At a closed-door fundraiser on Monday in Atlanta, Haley reminded supporters that at this stage in the 2016 race, U.S. Sen. Ted Cruz of Texas was polling in the single digits in Iowa. He wound up carrying that state’s caucus.

And, in a significant strategic shift, Kemp has ended his hands-off approach to the former president. After long avoiding openly criticizing Trump, the governor delivered his first direct attack against the former president a few days before the convention.

He and his allies have deeper concerns that Trump’s “sour grapes” will doom the party’s chances in Georgia, which Republicans consider a must-win state.

A poll his political network released this week points to his challenges in Georgia. It showed that a generic Republican had a roughly 10-point edge over President Joe Biden in Georgia, but Trump was neck-and-neck with the Democratic incumbent.

Trump is expected to deliver a full-throated defense of his conduct — and take aim at Fulton County District Attorney Fani Willis.
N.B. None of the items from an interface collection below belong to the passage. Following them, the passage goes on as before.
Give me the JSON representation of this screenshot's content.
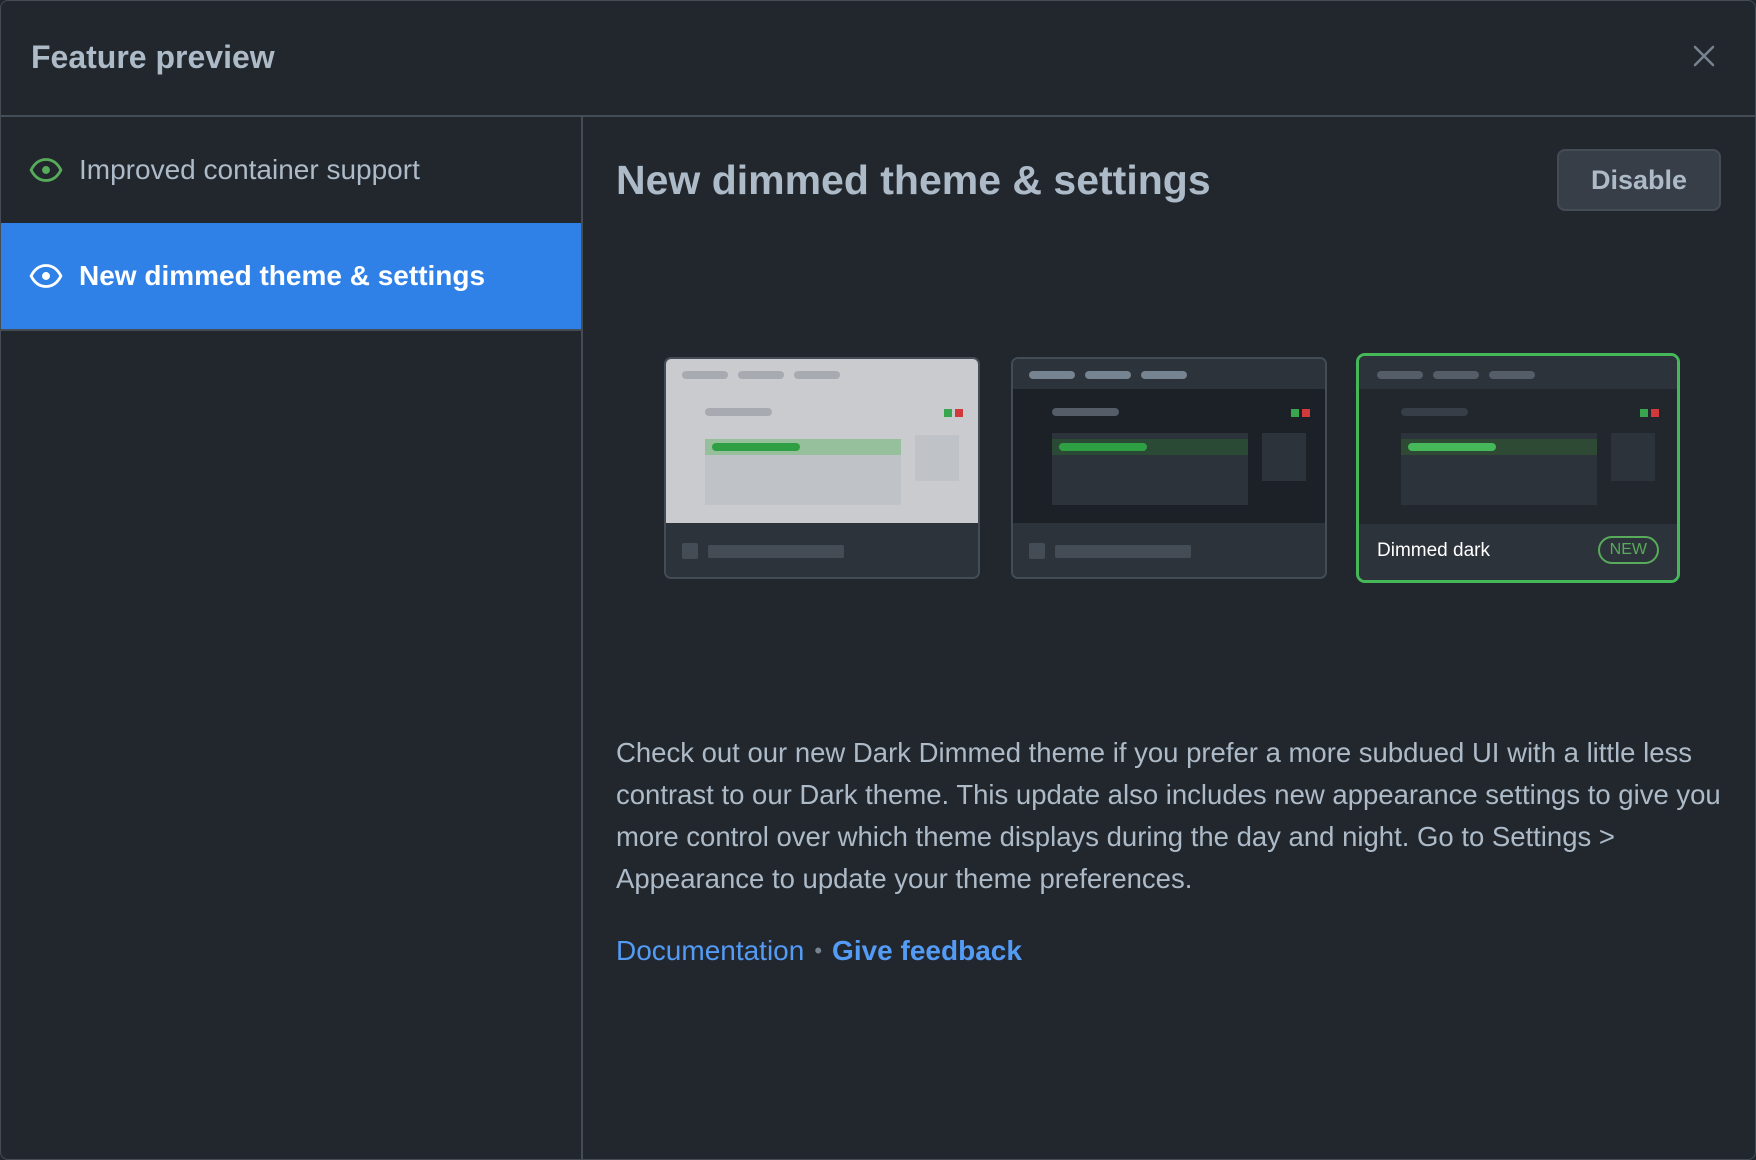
{
  "header": {
    "title": "Feature preview"
  },
  "sidebar": {
    "items": [
      {
        "label": "Improved container support",
        "active": false
      },
      {
        "label": "New dimmed theme & settings",
        "active": true
      }
    ]
  },
  "main": {
    "title": "New dimmed theme & settings",
    "disable_label": "Disable",
    "themes": [
      {
        "name": "Light",
        "label": ""
      },
      {
        "name": "Dark",
        "label": ""
      },
      {
        "name": "Dimmed dark",
        "label": "Dimmed dark",
        "badge": "NEW",
        "selected": true
      }
    ],
    "description": "Check out our new Dark Dimmed theme if you prefer a more subdued UI with a little less contrast to our Dark theme. This update also includes new appearance settings to give you more control over which theme displays during the day and night. Go to Settings > Appearance to update your theme preferences.",
    "links": {
      "documentation": "Documentation",
      "separator": "•",
      "feedback": "Give feedback"
    }
  },
  "colors": {
    "background": "#22272e",
    "border": "#444c56",
    "accent": "#2f81e7",
    "link": "#539bf5",
    "success": "#57ab5a",
    "text": "#adbac7"
  }
}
He told Insider Advantage he would also use the address to focus on the economic and foreign policies he staked out during his single term in office.

“We had a great term and had the most successful economy of the history of our country,” he told the outlet. “And people want to get back to it.”